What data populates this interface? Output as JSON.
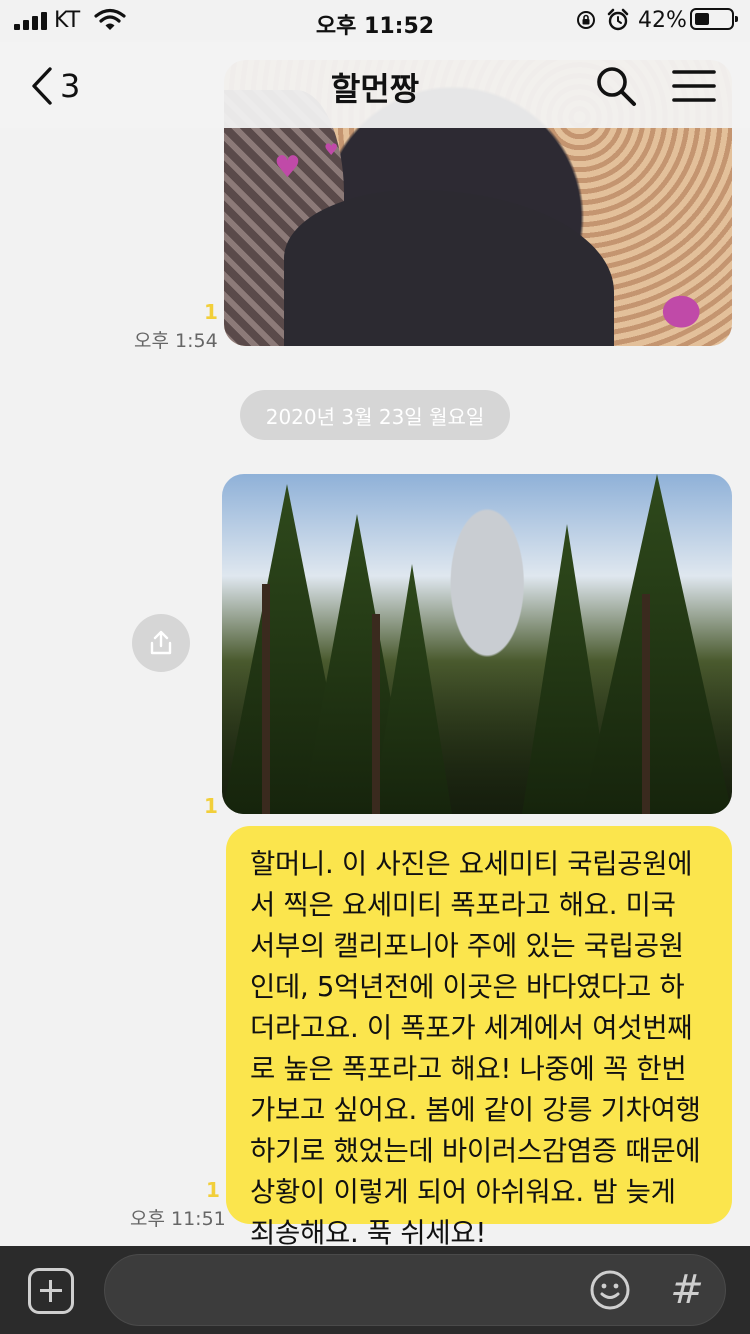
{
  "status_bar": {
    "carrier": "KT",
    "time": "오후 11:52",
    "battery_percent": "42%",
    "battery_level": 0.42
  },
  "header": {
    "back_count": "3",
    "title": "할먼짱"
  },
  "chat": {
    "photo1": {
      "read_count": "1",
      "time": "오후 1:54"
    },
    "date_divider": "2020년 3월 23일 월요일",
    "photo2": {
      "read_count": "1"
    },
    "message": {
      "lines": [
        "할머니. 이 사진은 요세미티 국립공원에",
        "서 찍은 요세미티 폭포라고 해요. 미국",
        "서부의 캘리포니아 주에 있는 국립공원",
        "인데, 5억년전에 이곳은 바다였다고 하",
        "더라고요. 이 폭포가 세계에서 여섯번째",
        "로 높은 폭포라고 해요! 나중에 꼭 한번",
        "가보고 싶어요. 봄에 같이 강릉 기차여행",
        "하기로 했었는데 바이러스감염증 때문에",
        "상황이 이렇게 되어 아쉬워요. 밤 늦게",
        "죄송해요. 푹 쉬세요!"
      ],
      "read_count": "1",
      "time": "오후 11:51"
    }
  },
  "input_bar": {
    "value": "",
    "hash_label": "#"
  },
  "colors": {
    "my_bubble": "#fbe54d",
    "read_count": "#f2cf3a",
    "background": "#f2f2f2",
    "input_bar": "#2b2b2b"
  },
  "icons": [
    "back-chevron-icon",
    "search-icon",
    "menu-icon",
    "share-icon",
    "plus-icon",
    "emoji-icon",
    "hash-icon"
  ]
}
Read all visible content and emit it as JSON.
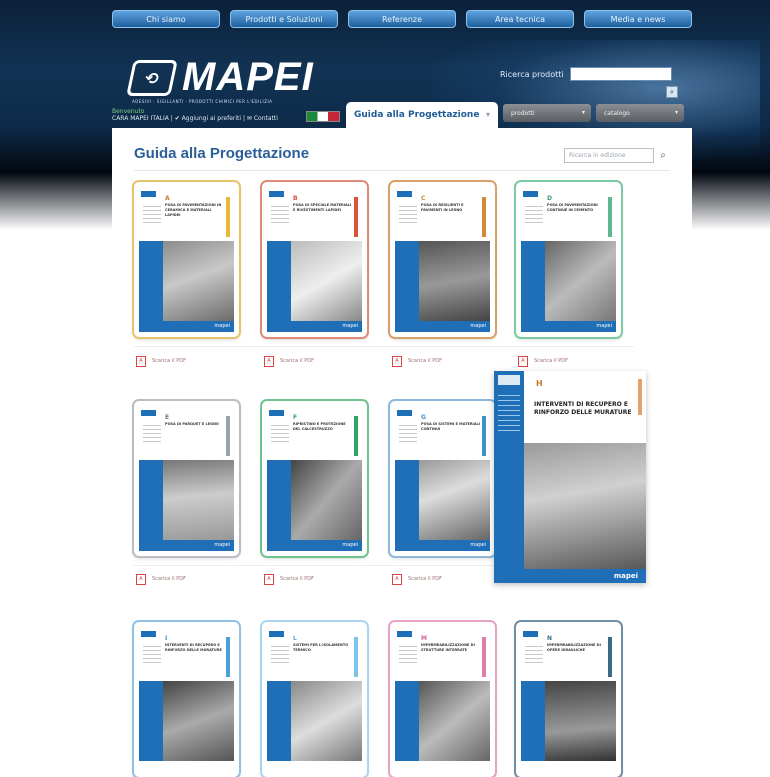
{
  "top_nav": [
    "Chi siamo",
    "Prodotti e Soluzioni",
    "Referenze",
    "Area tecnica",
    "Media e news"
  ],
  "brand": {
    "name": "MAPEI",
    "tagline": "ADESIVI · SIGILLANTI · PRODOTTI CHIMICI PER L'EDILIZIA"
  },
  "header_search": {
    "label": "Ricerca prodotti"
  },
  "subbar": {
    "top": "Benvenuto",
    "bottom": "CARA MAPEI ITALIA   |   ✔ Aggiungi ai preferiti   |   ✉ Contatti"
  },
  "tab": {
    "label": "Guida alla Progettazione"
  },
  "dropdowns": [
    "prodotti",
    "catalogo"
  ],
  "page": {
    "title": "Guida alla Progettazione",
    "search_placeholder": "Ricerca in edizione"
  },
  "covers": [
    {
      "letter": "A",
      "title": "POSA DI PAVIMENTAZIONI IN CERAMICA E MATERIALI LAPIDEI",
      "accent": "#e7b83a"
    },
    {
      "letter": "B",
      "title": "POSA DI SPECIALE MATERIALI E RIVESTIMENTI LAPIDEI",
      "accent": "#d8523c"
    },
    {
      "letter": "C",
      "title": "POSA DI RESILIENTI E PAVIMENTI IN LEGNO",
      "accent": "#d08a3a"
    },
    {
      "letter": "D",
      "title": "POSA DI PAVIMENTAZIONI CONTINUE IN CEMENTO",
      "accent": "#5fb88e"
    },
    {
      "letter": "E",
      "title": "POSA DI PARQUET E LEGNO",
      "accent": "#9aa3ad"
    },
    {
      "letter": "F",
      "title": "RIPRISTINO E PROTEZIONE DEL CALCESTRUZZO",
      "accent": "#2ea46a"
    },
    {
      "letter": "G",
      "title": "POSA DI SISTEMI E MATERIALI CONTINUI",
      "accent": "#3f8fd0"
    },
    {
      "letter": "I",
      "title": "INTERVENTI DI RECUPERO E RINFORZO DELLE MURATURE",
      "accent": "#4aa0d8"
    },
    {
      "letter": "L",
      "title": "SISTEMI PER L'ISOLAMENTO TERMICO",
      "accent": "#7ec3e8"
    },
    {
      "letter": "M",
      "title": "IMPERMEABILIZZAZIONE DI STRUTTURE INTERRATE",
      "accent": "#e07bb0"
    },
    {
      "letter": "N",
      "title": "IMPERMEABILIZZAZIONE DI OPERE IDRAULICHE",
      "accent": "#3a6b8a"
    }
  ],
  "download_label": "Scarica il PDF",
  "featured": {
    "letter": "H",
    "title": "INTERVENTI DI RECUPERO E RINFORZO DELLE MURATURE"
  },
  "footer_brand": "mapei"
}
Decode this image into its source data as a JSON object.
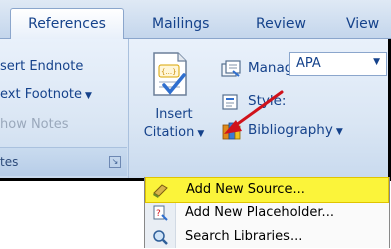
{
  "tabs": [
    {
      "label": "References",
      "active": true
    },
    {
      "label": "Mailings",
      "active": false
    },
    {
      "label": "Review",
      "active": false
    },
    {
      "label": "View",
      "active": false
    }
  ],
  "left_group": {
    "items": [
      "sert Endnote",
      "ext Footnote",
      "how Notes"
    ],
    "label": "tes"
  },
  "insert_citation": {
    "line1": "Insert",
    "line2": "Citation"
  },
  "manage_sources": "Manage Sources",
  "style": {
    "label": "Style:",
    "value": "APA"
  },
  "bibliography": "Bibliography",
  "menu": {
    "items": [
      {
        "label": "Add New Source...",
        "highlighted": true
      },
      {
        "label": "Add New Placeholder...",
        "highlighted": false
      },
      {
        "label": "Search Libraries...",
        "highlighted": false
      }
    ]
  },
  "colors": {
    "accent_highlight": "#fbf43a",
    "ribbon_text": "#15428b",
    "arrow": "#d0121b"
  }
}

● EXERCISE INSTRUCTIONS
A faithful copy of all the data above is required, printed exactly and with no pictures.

● FINISHED TASK
What data populates this interface? Output as JSON.
{
  "status_bar": {
    "carrier": "KT",
    "time": "오후 11:52",
    "battery_percent": "42%",
    "battery_level": 0.42
  },
  "header": {
    "back_count": "3",
    "title": "할먼짱"
  },
  "chat": {
    "photo1": {
      "read_count": "1",
      "time": "오후 1:54"
    },
    "date_divider": "2020년 3월 23일 월요일",
    "photo2": {
      "read_count": "1"
    },
    "message": {
      "lines": [
        "할머니. 이 사진은 요세미티 국립공원에",
        "서 찍은 요세미티 폭포라고 해요. 미국",
        "서부의 캘리포니아 주에 있는 국립공원",
        "인데, 5억년전에 이곳은 바다였다고 하",
        "더라고요. 이 폭포가 세계에서 여섯번째",
        "로 높은 폭포라고 해요! 나중에 꼭 한번",
        "가보고 싶어요. 봄에 같이 강릉 기차여행",
        "하기로 했었는데 바이러스감염증 때문에",
        "상황이 이렇게 되어 아쉬워요. 밤 늦게",
        "죄송해요. 푹 쉬세요!"
      ],
      "read_count": "1",
      "time": "오후 11:51"
    }
  },
  "input_bar": {
    "value": "",
    "hash_label": "#"
  },
  "colors": {
    "my_bubble": "#fbe54d",
    "read_count": "#f2cf3a",
    "background": "#f2f2f2",
    "input_bar": "#2b2b2b"
  },
  "icons": [
    "back-chevron-icon",
    "search-icon",
    "menu-icon",
    "share-icon",
    "plus-icon",
    "emoji-icon",
    "hash-icon"
  ]
}
Read all visible content and emit it as JSON.
{
  "top_nav": [
    "Chi siamo",
    "Prodotti e Soluzioni",
    "Referenze",
    "Area tecnica",
    "Media e news"
  ],
  "brand": {
    "name": "MAPEI",
    "tagline": "ADESIVI · SIGILLANTI · PRODOTTI CHIMICI PER L'EDILIZIA"
  },
  "header_search": {
    "label": "Ricerca prodotti"
  },
  "subbar": {
    "top": "Benvenuto",
    "bottom": "CARA MAPEI ITALIA   |   ✔ Aggiungi ai preferiti   |   ✉ Contatti"
  },
  "tab": {
    "label": "Guida alla Progettazione"
  },
  "dropdowns": [
    "prodotti",
    "catalogo"
  ],
  "page": {
    "title": "Guida alla Progettazione",
    "search_placeholder": "Ricerca in edizione"
  },
  "covers": [
    {
      "letter": "A",
      "title": "POSA DI PAVIMENTAZIONI IN CERAMICA E MATERIALI LAPIDEI",
      "accent": "#e7b83a"
    },
    {
      "letter": "B",
      "title": "POSA DI SPECIALE MATERIALI E RIVESTIMENTI LAPIDEI",
      "accent": "#d8523c"
    },
    {
      "letter": "C",
      "title": "POSA DI RESILIENTI E PAVIMENTI IN LEGNO",
      "accent": "#d08a3a"
    },
    {
      "letter": "D",
      "title": "POSA DI PAVIMENTAZIONI CONTINUE IN CEMENTO",
      "accent": "#5fb88e"
    },
    {
      "letter": "E",
      "title": "POSA DI PARQUET E LEGNO",
      "accent": "#9aa3ad"
    },
    {
      "letter": "F",
      "title": "RIPRISTINO E PROTEZIONE DEL CALCESTRUZZO",
      "accent": "#2ea46a"
    },
    {
      "letter": "G",
      "title": "POSA DI SISTEMI E MATERIALI CONTINUI",
      "accent": "#3f8fd0"
    },
    {
      "letter": "I",
      "title": "INTERVENTI DI RECUPERO E RINFORZO DELLE MURATURE",
      "accent": "#4aa0d8"
    },
    {
      "letter": "L",
      "title": "SISTEMI PER L'ISOLAMENTO TERMICO",
      "accent": "#7ec3e8"
    },
    {
      "letter": "M",
      "title": "IMPERMEABILIZZAZIONE DI STRUTTURE INTERRATE",
      "accent": "#e07bb0"
    },
    {
      "letter": "N",
      "title": "IMPERMEABILIZZAZIONE DI OPERE IDRAULICHE",
      "accent": "#3a6b8a"
    }
  ],
  "download_label": "Scarica il PDF",
  "featured": {
    "letter": "H",
    "title": "INTERVENTI DI RECUPERO E RINFORZO DELLE MURATURE"
  },
  "footer_brand": "mapei"
}
Decode this image into its source data as a JSON object.
{
  "tabs": [
    {
      "label": "References",
      "active": true
    },
    {
      "label": "Mailings",
      "active": false
    },
    {
      "label": "Review",
      "active": false
    },
    {
      "label": "View",
      "active": false
    }
  ],
  "left_group": {
    "items": [
      "sert Endnote",
      "ext Footnote",
      "how Notes"
    ],
    "label": "tes"
  },
  "insert_citation": {
    "line1": "Insert",
    "line2": "Citation"
  },
  "manage_sources": "Manage Sources",
  "style": {
    "label": "Style:",
    "value": "APA"
  },
  "bibliography": "Bibliography",
  "menu": {
    "items": [
      {
        "label": "Add New Source...",
        "highlighted": true
      },
      {
        "label": "Add New Placeholder...",
        "highlighted": false
      },
      {
        "label": "Search Libraries...",
        "highlighted": false
      }
    ]
  },
  "colors": {
    "accent_highlight": "#fbf43a",
    "ribbon_text": "#15428b",
    "arrow": "#d0121b"
  }
}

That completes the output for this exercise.